    For instance: Most of us have positive connotations with the idea of space colonization… However, I mentioned the idea to a friend of mine (who isn’t a super Social Justice Warrior (SJW) or anything) who was an immigrant from Africa… And she gave me a little puzzled look. See, from an African perspective, the word “colonization” is nearly synonymous with “enslavement.” That’s immediately what you would think of if you were from Africa (especially if you weren’t white).

    And lately, there was some Twitter row (and I think an article somewhere) with some Social Justice Warrior got super upset of the idea of space colonization, saying she was going to tear down the whole concept…

    …of course for us, there’s no relation to the idea of enslavement. I mean, there’s literally no one in our solar system beyond the Earth (and Earth orbit), or even any life! And for almost anywhere in the solar system, human beings can’t even “ruin” the environment worse than it already is, even if we tried. And I grew up on Star Trek, where the idea of a future of living in space represented one of respect for fellow humans, no poverty, lala happy hippie love, etc. So for me, the idea that Space Colonization is about exploitation just seemed beyond absurd and even insulting. And I remain convinced that much of this stems from the fact that the word “colonization” is /always/ used in a negative sense by SJWs and sociology majors whereas most of us in the space community understand it as just a word describing human settlement.

    …anyway, the point is that you can run into other people’s lingo, too. As we want space colonization to become mainstream (both at NASA and /especially/ private industry), it might make sense to choose our battles and emphasize space settlement as not just an extension of European expansionism of the 16th through 19th centuries, but as an extension of the human will to explore and live in new places from the beginning of our species. I think the Blue Origin video does a pretty good job of that.
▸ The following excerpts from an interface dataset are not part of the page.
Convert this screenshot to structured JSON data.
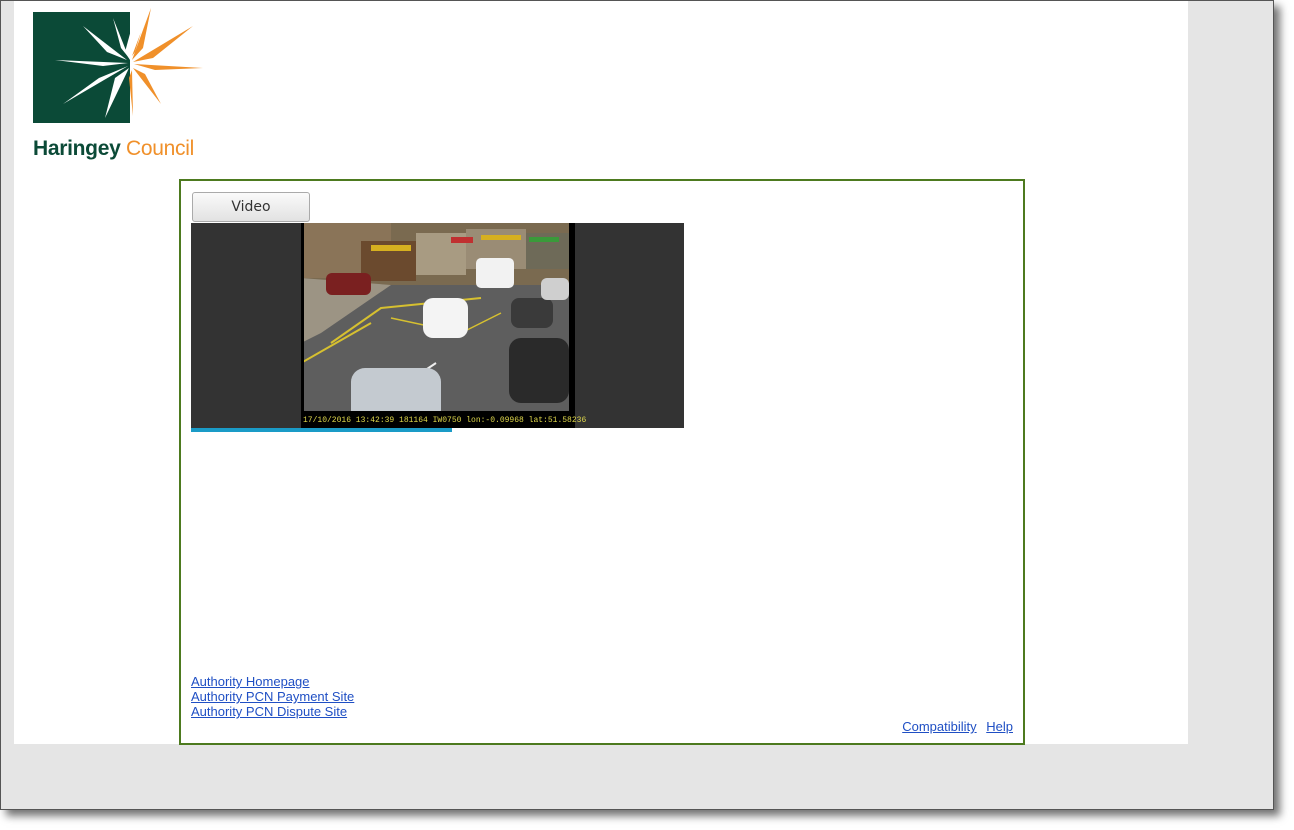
{
  "brand": {
    "name_part1": "Haringey",
    "name_part2": "Council",
    "colors": {
      "dark_green": "#0b4a37",
      "orange": "#f0902a",
      "panel_border": "#4d7a1f"
    }
  },
  "media": {
    "tab_label": "Video",
    "overlay_text": "17/10/2016 13:42:39 181164 IW0750 lon:-0.09968 lat:51.58236",
    "progress_fraction": 0.53,
    "progress_color": "#1a9bc7"
  },
  "links": {
    "authority_homepage": "Authority Homepage",
    "pcn_payment": "Authority PCN Payment Site",
    "pcn_dispute": "Authority PCN Dispute Site"
  },
  "footer": {
    "compatibility": "Compatibility",
    "help": "Help"
  }
}
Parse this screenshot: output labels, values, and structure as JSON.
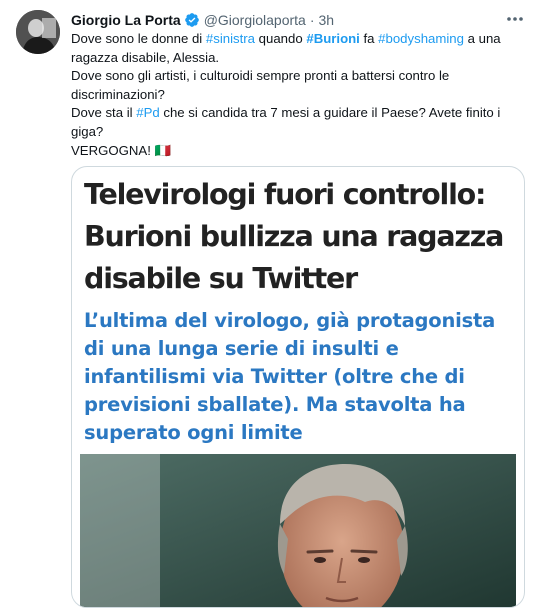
{
  "tweet": {
    "author_name": "Giorgio La Porta",
    "handle": "@Giorgiolaporta",
    "separator": "·",
    "time": "3h",
    "more_label": "···",
    "text": {
      "l1_a": "Dove sono le donne di ",
      "l1_tag_sinistra": "#sinistra",
      "l1_b": " quando ",
      "l1_tag_burioni": "#Burioni",
      "l1_c": " fa ",
      "l1_tag_bodyshaming": "#bodyshaming",
      "l1_d": " a una",
      "l2": "ragazza disabile, Alessia.",
      "l3": "Dove sono gli artisti, i culturoidi sempre pronti a battersi contro le",
      "l4": "discriminazioni?",
      "l5_a": "Dove sta il ",
      "l5_tag_pd": "#Pd",
      "l5_b": " che si candida tra 7 mesi a guidare il Paese? Avete finito i",
      "l6": "giga?",
      "l7": "VERGOGNA! 🇮🇹"
    }
  },
  "card": {
    "headline_lines": [
      "Televirologi fuori controllo:",
      "Burioni bullizza una ragazza",
      "disabile su Twitter"
    ],
    "subhead_lines": [
      "L’ultima del virologo, già protagonista",
      "di una lunga serie di insulti e",
      "infantilismi via Twitter (oltre che di",
      "previsioni sballate). Ma stavolta ha",
      "superato ogni limite"
    ]
  },
  "icons": {
    "verified": "verified-badge-icon",
    "more": "more-options-icon"
  },
  "colors": {
    "link": "#1d9bf0",
    "subhead": "#2b78c2",
    "headline": "#222222",
    "secondary_text": "#536471",
    "border": "#cfd9de"
  }
}
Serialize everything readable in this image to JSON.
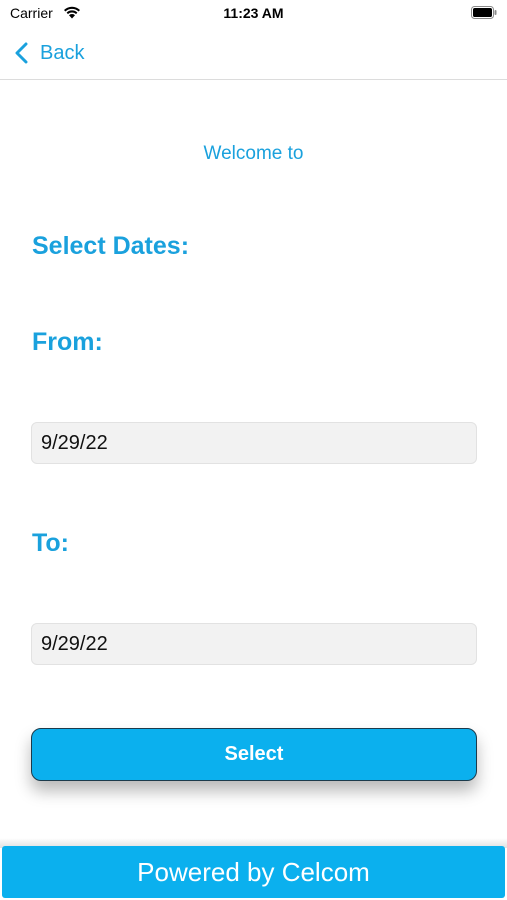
{
  "status_bar": {
    "carrier": "Carrier",
    "time": "11:23 AM",
    "wifi_icon": "wifi-icon",
    "battery_icon": "battery-icon"
  },
  "nav": {
    "back_label": "Back",
    "back_icon": "chevron-left-icon"
  },
  "content": {
    "welcome_text": "Welcome to",
    "select_dates_label": "Select Dates:",
    "from_label": "From:",
    "from_value": "9/29/22",
    "to_label": "To:",
    "to_value": "9/29/22",
    "select_button_label": "Select"
  },
  "footer": {
    "text": "Powered by Celcom"
  },
  "colors": {
    "accent": "#1aa1dd",
    "button": "#0bb0ee",
    "field_bg": "#f2f2f2"
  }
}
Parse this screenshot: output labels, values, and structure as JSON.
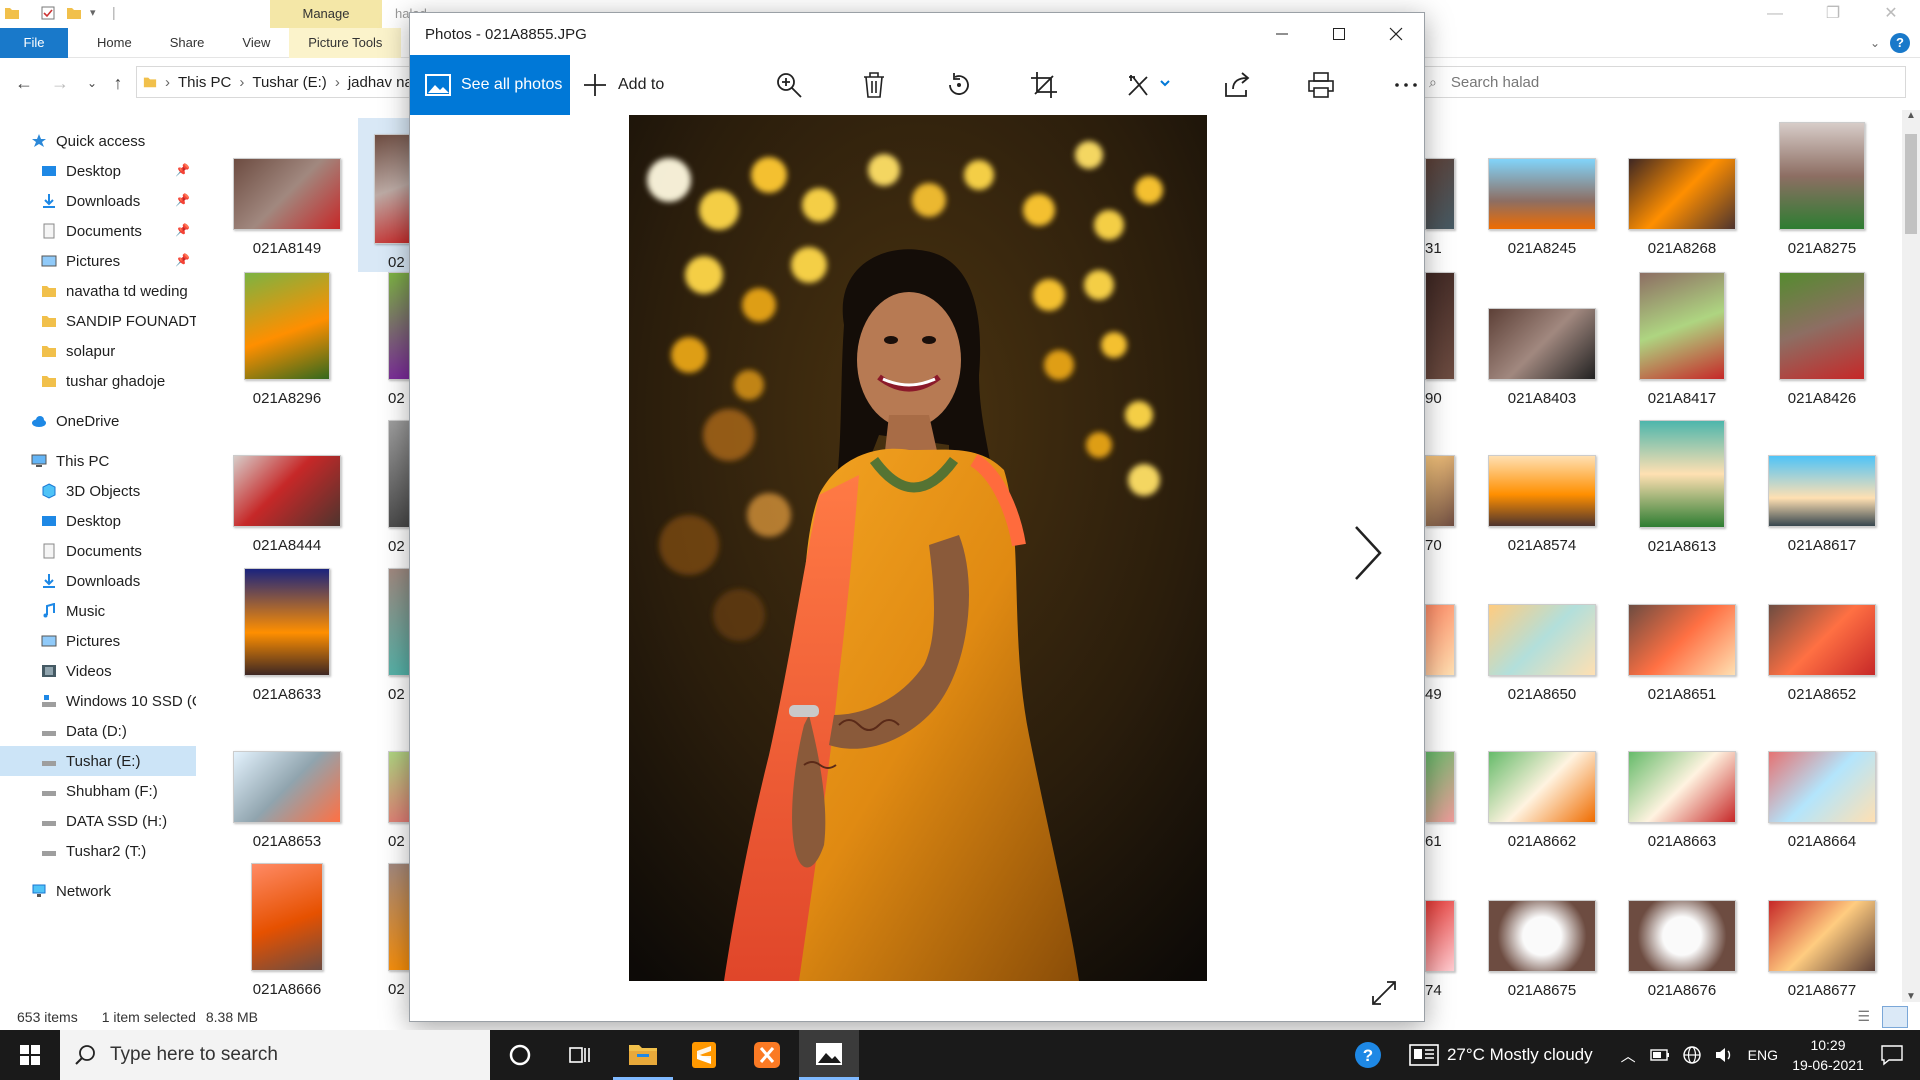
{
  "explorer": {
    "title_ghost": "halad",
    "manage_tab": "Manage",
    "ribbon_tabs": [
      "File",
      "Home",
      "Share",
      "View",
      "Picture Tools"
    ],
    "breadcrumb": [
      "This PC",
      "Tushar (E:)",
      "jadhav na"
    ],
    "search_placeholder": "Search halad",
    "status_count": "653 items",
    "status_selected": "1 item selected",
    "status_size": "8.38 MB",
    "nav": {
      "quick_access": "Quick access",
      "quick_items": [
        "Desktop",
        "Downloads",
        "Documents",
        "Pictures",
        "navatha td weding",
        "SANDIP FOUNADTI(",
        "solapur",
        "tushar ghadoje"
      ],
      "onedrive": "OneDrive",
      "this_pc": "This PC",
      "pc_items": [
        "3D Objects",
        "Desktop",
        "Documents",
        "Downloads",
        "Music",
        "Pictures",
        "Videos",
        "Windows 10 SSD (C",
        "Data (D:)",
        "Tushar (E:)",
        "Shubham (F:)",
        "DATA SSD (H:)",
        "Tushar2 (T:)"
      ],
      "network": "Network"
    },
    "left_col1": [
      "021A8149",
      "021A8296",
      "021A8444",
      "021A8633",
      "021A8653",
      "021A8666"
    ],
    "left_col2": [
      "02",
      "02",
      "02",
      "02",
      "02",
      "02"
    ],
    "partial_col": [
      "31",
      "90",
      "70",
      "49",
      "61",
      "74"
    ],
    "right_cols": [
      [
        "021A8245",
        "021A8403",
        "021A8574",
        "021A8650",
        "021A8662",
        "021A8675"
      ],
      [
        "021A8268",
        "021A8417",
        "021A8613",
        "021A8651",
        "021A8663",
        "021A8676"
      ],
      [
        "021A8275",
        "021A8426",
        "021A8617",
        "021A8652",
        "021A8664",
        "021A8677"
      ]
    ]
  },
  "photos": {
    "title": "Photos - 021A8855.JPG",
    "see_all": "See all photos",
    "add_to": "Add to",
    "toolbar_icons": [
      "zoom-icon",
      "delete-icon",
      "rotate-icon",
      "crop-icon",
      "edit-icon",
      "share-icon",
      "print-icon",
      "more-icon"
    ]
  },
  "taskbar": {
    "search_placeholder": "Type here to search",
    "weather": "27°C  Mostly cloudy",
    "language": "ENG",
    "time": "10:29",
    "date": "19-06-2021"
  },
  "colors": {
    "accent": "#0078d7",
    "file_tab": "#1979ca",
    "manage": "#f4e7a7",
    "taskbar": "#1a1a1a"
  }
}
  8. Jonathan Goff Jonathan Goff says:

    Good point. That’s part of why I like space settlement or space pioneering. Both are similar in concept to us, but probably less loaded terms for others.

Leave a Reply

Your email address will not be published. Required fields are marked *